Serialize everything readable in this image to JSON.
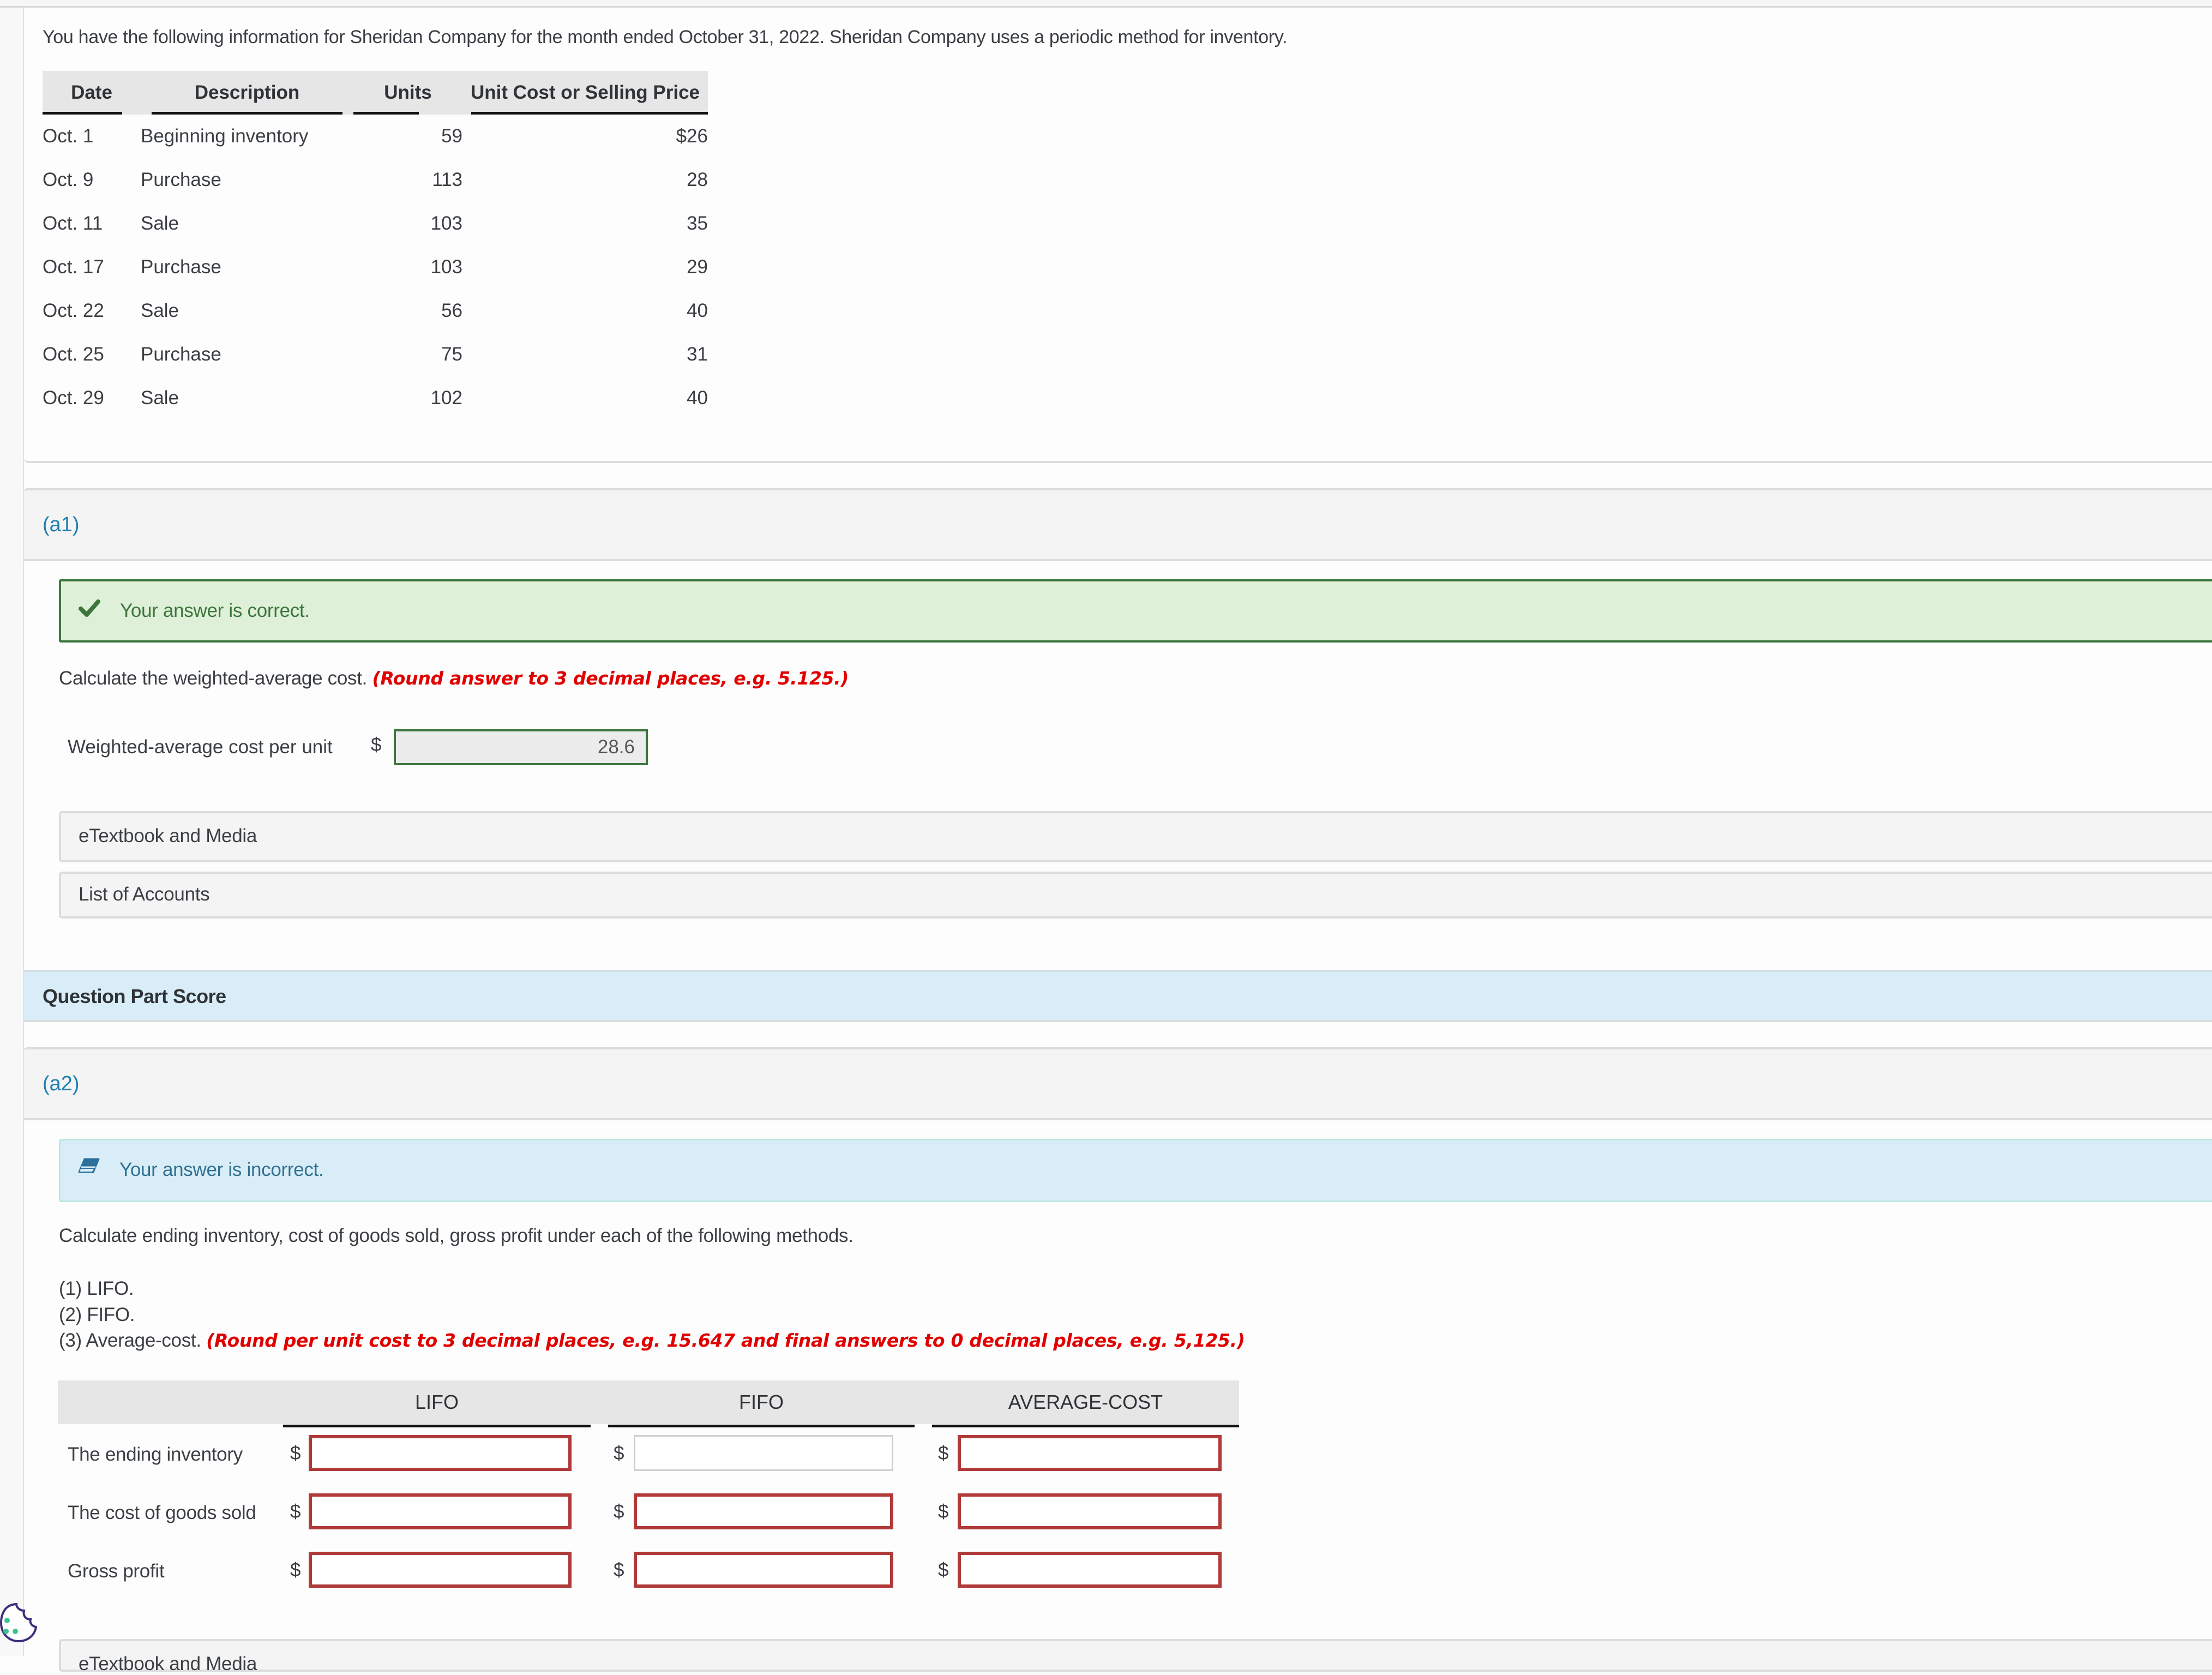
{
  "intro": {
    "text": "You have the following information for Sheridan Company for the month ended October 31, 2022. Sheridan Company uses a periodic method for inventory."
  },
  "inventory_table": {
    "headers": [
      "Date",
      "Description",
      "Units",
      "Unit Cost or Selling Price"
    ],
    "rows": [
      {
        "date": "Oct. 1",
        "description": "Beginning inventory",
        "units": "59",
        "price": "$26"
      },
      {
        "date": "Oct. 9",
        "description": "Purchase",
        "units": "113",
        "price": "28"
      },
      {
        "date": "Oct. 11",
        "description": "Sale",
        "units": "103",
        "price": "35"
      },
      {
        "date": "Oct. 17",
        "description": "Purchase",
        "units": "103",
        "price": "29"
      },
      {
        "date": "Oct. 22",
        "description": "Sale",
        "units": "56",
        "price": "40"
      },
      {
        "date": "Oct. 25",
        "description": "Purchase",
        "units": "75",
        "price": "31"
      },
      {
        "date": "Oct. 29",
        "description": "Sale",
        "units": "102",
        "price": "40"
      }
    ]
  },
  "part_a1": {
    "label": "(a1)",
    "status": {
      "icon": "checkmark-icon",
      "message": "Your answer is correct.",
      "color": "#3c763d"
    },
    "instruction": "Calculate the weighted-average cost.",
    "instruction_note": "(Round answer to 3 decimal places, e.g. 5.125.)",
    "field_label": "Weighted-average cost per unit",
    "currency": "$",
    "field_value": "28.6",
    "resources": [
      "eTextbook and Media",
      "List of Accounts"
    ]
  },
  "question_part_score": {
    "label": "Question Part Score"
  },
  "part_a2": {
    "label": "(a2)",
    "status": {
      "icon": "eraser-icon",
      "message": "Your answer is incorrect.",
      "color": "#31708f"
    },
    "instruction": "Calculate ending inventory, cost of goods sold, gross profit under each of the following methods.",
    "methods": [
      "(1) LIFO.",
      "(2) FIFO.",
      "(3) Average-cost."
    ],
    "methods_note": "(Round per unit cost to 3 decimal places, e.g. 15.647 and final answers to 0 decimal places, e.g. 5,125.)",
    "columns": [
      "LIFO",
      "FIFO",
      "AVERAGE-COST"
    ],
    "currency": "$",
    "rows": [
      {
        "label": "The ending inventory",
        "values": [
          "",
          "",
          ""
        ],
        "states": [
          "incorrect",
          "blank",
          "incorrect"
        ]
      },
      {
        "label": "The cost of goods sold",
        "values": [
          "",
          "",
          ""
        ],
        "states": [
          "incorrect",
          "incorrect",
          "incorrect"
        ]
      },
      {
        "label": "Gross profit",
        "values": [
          "",
          "",
          ""
        ],
        "states": [
          "incorrect",
          "incorrect",
          "incorrect"
        ]
      }
    ],
    "resources": [
      "eTextbook and Media"
    ]
  },
  "colors": {
    "link_blue": "#1e7fb0",
    "correct_green": "#3c763d",
    "correct_bg": "#dff0d8",
    "info_bg": "#d8edf8",
    "error_red": "#b03a3a",
    "note_red": "#e00000"
  }
}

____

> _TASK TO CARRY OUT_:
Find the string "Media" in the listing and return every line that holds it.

> _TASK RESPONSE_:
      "eTextbook and Media",
      "eTextbook and Media"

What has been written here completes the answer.